_The task_:
Filter the lines below, copying only those with the string "power".

Saved data entries:
******

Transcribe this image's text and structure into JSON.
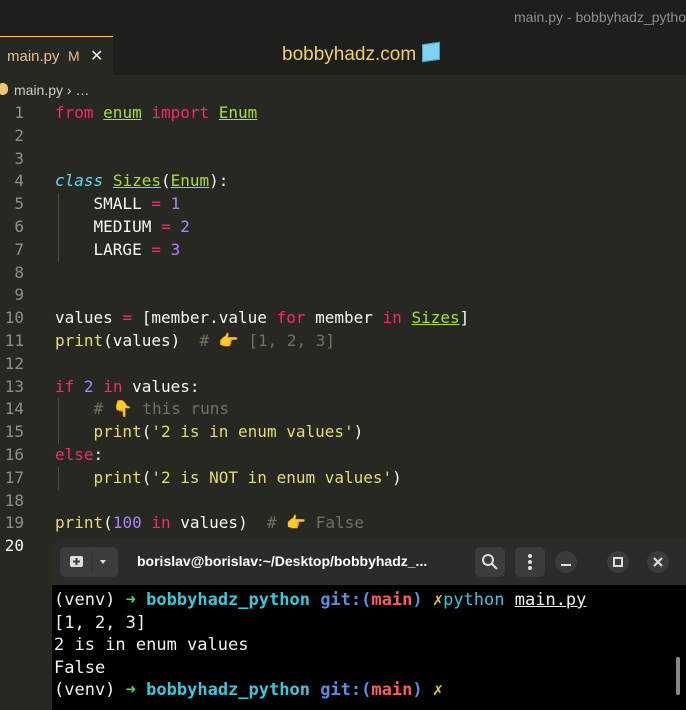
{
  "window": {
    "title": "main.py - bobbyhadz_pytho"
  },
  "tab": {
    "filename": "main.py",
    "modified_marker": "M",
    "close": "✕"
  },
  "site_label": "bobbyhadz.com",
  "breadcrumb": {
    "file": "main.py",
    "separator": "› …"
  },
  "editor": {
    "line_numbers": [
      "1",
      "2",
      "3",
      "4",
      "5",
      "6",
      "7",
      "8",
      "9",
      "10",
      "11",
      "12",
      "13",
      "14",
      "15",
      "16",
      "17",
      "18",
      "19",
      "20"
    ],
    "tokens": {
      "l1": [
        "from",
        "enum",
        "import",
        "Enum"
      ],
      "l4": [
        "class",
        "Sizes",
        "(",
        "Enum",
        "):"
      ],
      "l5": [
        "SMALL",
        "=",
        "1"
      ],
      "l6": [
        "MEDIUM",
        "=",
        "2"
      ],
      "l7": [
        "LARGE",
        "=",
        "3"
      ],
      "l10": [
        "values",
        "=",
        "[member.value",
        "for",
        "member",
        "in",
        "Sizes",
        "]"
      ],
      "l11": [
        "print",
        "(values)",
        "# 👉 [1, 2, 3]"
      ],
      "l13": [
        "if",
        "2",
        "in",
        "values:"
      ],
      "l14": [
        "# 👇 this runs"
      ],
      "l15": [
        "print",
        "(",
        "'2 is in enum values'",
        ")"
      ],
      "l16": [
        "else",
        ":"
      ],
      "l17": [
        "print",
        "(",
        "'2 is NOT in enum values'",
        ")"
      ],
      "l19": [
        "print",
        "(",
        "100",
        "in",
        "values)",
        "# 👉 False"
      ]
    }
  },
  "terminal": {
    "title": "borislav@borislav:~/Desktop/bobbyhadz_...",
    "prompt": {
      "venv": "(venv)",
      "arrow": "➜",
      "dir": "bobbyhadz_python",
      "git": "git:(",
      "branch": "main",
      "git_close": ")",
      "dirty": "✗"
    },
    "command": [
      "python",
      "main.py"
    ],
    "output": [
      "[1, 2, 3]",
      "2 is in enum values",
      "False"
    ]
  }
}
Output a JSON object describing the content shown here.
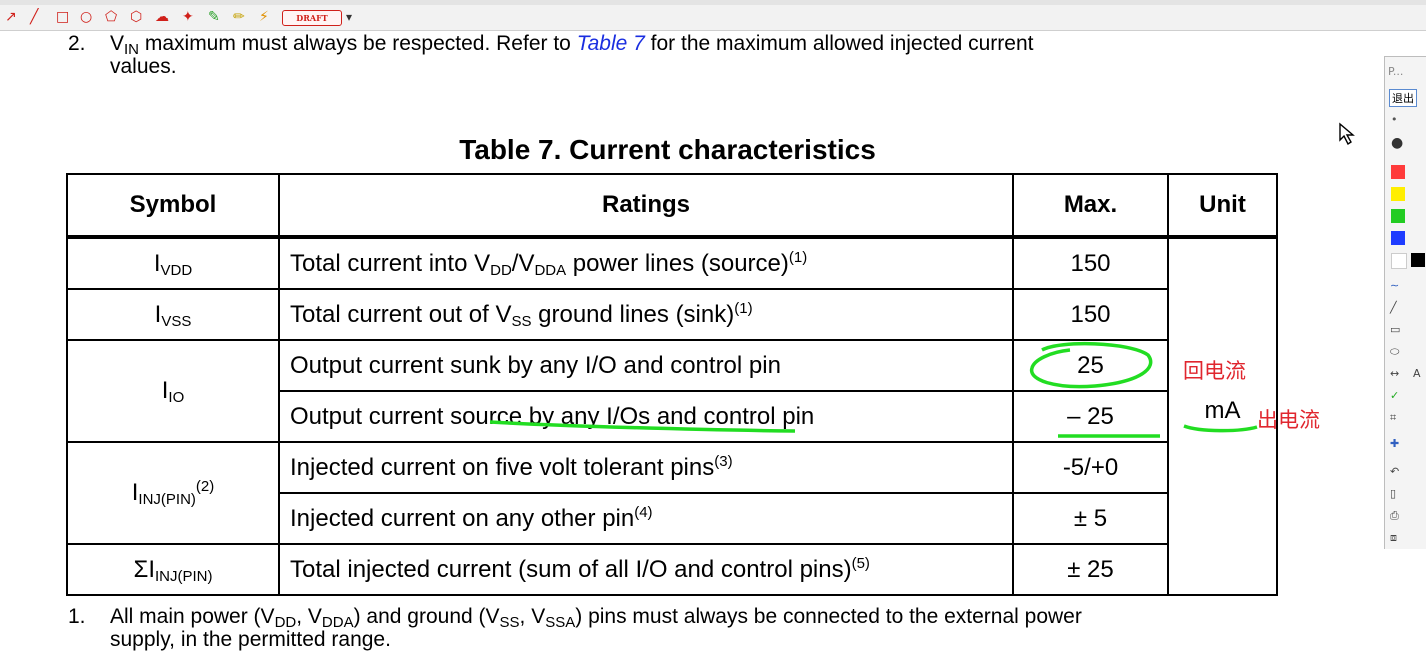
{
  "toolbar": {
    "draft_label": "DRAFT",
    "tools": [
      "arrow-icon",
      "line-icon",
      "rectangle-icon",
      "ellipse-icon",
      "polygon-icon",
      "pentagon-icon",
      "cloud-icon",
      "pin-icon",
      "highlighter-icon",
      "pencil-icon",
      "eraser-icon"
    ]
  },
  "note2": {
    "number": "2.",
    "pre": "V",
    "sub": "IN",
    "mid": " maximum must always be respected. Refer to ",
    "link": "Table 7",
    "post": " for the maximum allowed injected current",
    "line2": "values."
  },
  "table": {
    "title": "Table 7. Current characteristics",
    "headers": {
      "symbol": "Symbol",
      "ratings": "Ratings",
      "max": "Max.",
      "unit": "Unit"
    },
    "unit": "mA",
    "rows": [
      {
        "sym_main": "I",
        "sym_sub": "VDD",
        "r1": "Total current into V",
        "r1_sub": "DD",
        "r2": "/V",
        "r2_sub": "DDA",
        "r3": " power lines (source)",
        "sup": "(1)",
        "max": "150"
      },
      {
        "sym_main": "I",
        "sym_sub": "VSS",
        "r1": "Total current out of V",
        "r1_sub": "SS",
        "r3": " ground lines (sink)",
        "sup": "(1)",
        "max": "150"
      },
      {
        "sym_main": "I",
        "sym_sub": "IO",
        "rating": "Output current sunk by any I/O and control pin",
        "max": "25"
      },
      {
        "rating": "Output current source by any I/Os and control pin",
        "max": "– 25"
      },
      {
        "sym_main": "I",
        "sym_sub": "INJ(PIN)",
        "sym_sup": "(2)",
        "rating": "Injected current on five volt tolerant pins",
        "sup": "(3)",
        "max": "-5/+0"
      },
      {
        "rating": "Injected current on any other pin",
        "sup": "(4)",
        "max": "± 5"
      },
      {
        "sym_main": "ΣI",
        "sym_sub": "INJ(PIN)",
        "rating": "Total injected current (sum of all I/O and control pins)",
        "sup": "(5)",
        "max": "± 25"
      }
    ]
  },
  "annotations": {
    "sink_label": "回电流",
    "source_label": "出电流"
  },
  "note1": {
    "number": "1.",
    "a": "All main power (V",
    "a_sub": "DD",
    "b": ", V",
    "b_sub": "DDA",
    "c": ") and ground (V",
    "c_sub": "SS",
    "d": ", V",
    "d_sub": "SSA",
    "e": ") pins must always be connected to the external power",
    "line2": "supply, in the permitted range."
  },
  "side_panel": {
    "search_text": "P...",
    "exit_label": "退出",
    "text_tool": "A",
    "colors": [
      "#ff3b3b",
      "#ffee00",
      "#22cc22",
      "#1e3cff",
      "#ffffff",
      "#000000"
    ]
  }
}
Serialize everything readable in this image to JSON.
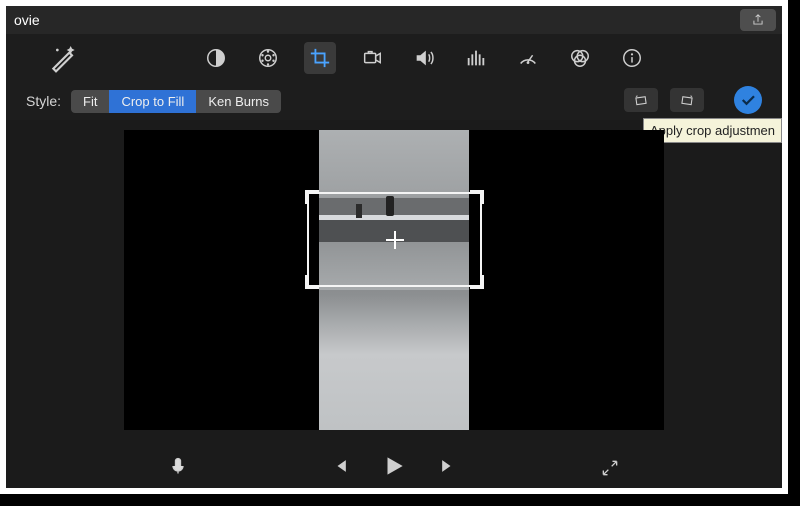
{
  "window": {
    "title": "ovie"
  },
  "toolbar": {
    "wand": "magic-wand",
    "tools": [
      {
        "name": "color-balance",
        "selected": false
      },
      {
        "name": "color-wheel",
        "selected": false
      },
      {
        "name": "crop",
        "selected": true
      },
      {
        "name": "stabilization",
        "selected": false
      },
      {
        "name": "volume",
        "selected": false
      },
      {
        "name": "noise-eq",
        "selected": false
      },
      {
        "name": "speed",
        "selected": false
      },
      {
        "name": "color-filters",
        "selected": false
      },
      {
        "name": "info",
        "selected": false
      }
    ]
  },
  "style": {
    "label": "Style:",
    "options": {
      "fit": "Fit",
      "crop_to_fill": "Crop to Fill",
      "ken_burns": "Ken Burns"
    },
    "active": "crop_to_fill"
  },
  "controls": {
    "rotate_ccw": "rotate-ccw",
    "rotate_cw": "rotate-cw",
    "apply_label": "Apply crop adjustmen"
  },
  "transport": {
    "mic": "microphone",
    "prev": "previous-frame",
    "play": "play",
    "next": "next-frame",
    "fullscreen": "fullscreen"
  }
}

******

_Result of this task_:
        "r3": " power lines (source)",
    "a": "All main power (V",
    "e": ") pins must always be connected to the external power",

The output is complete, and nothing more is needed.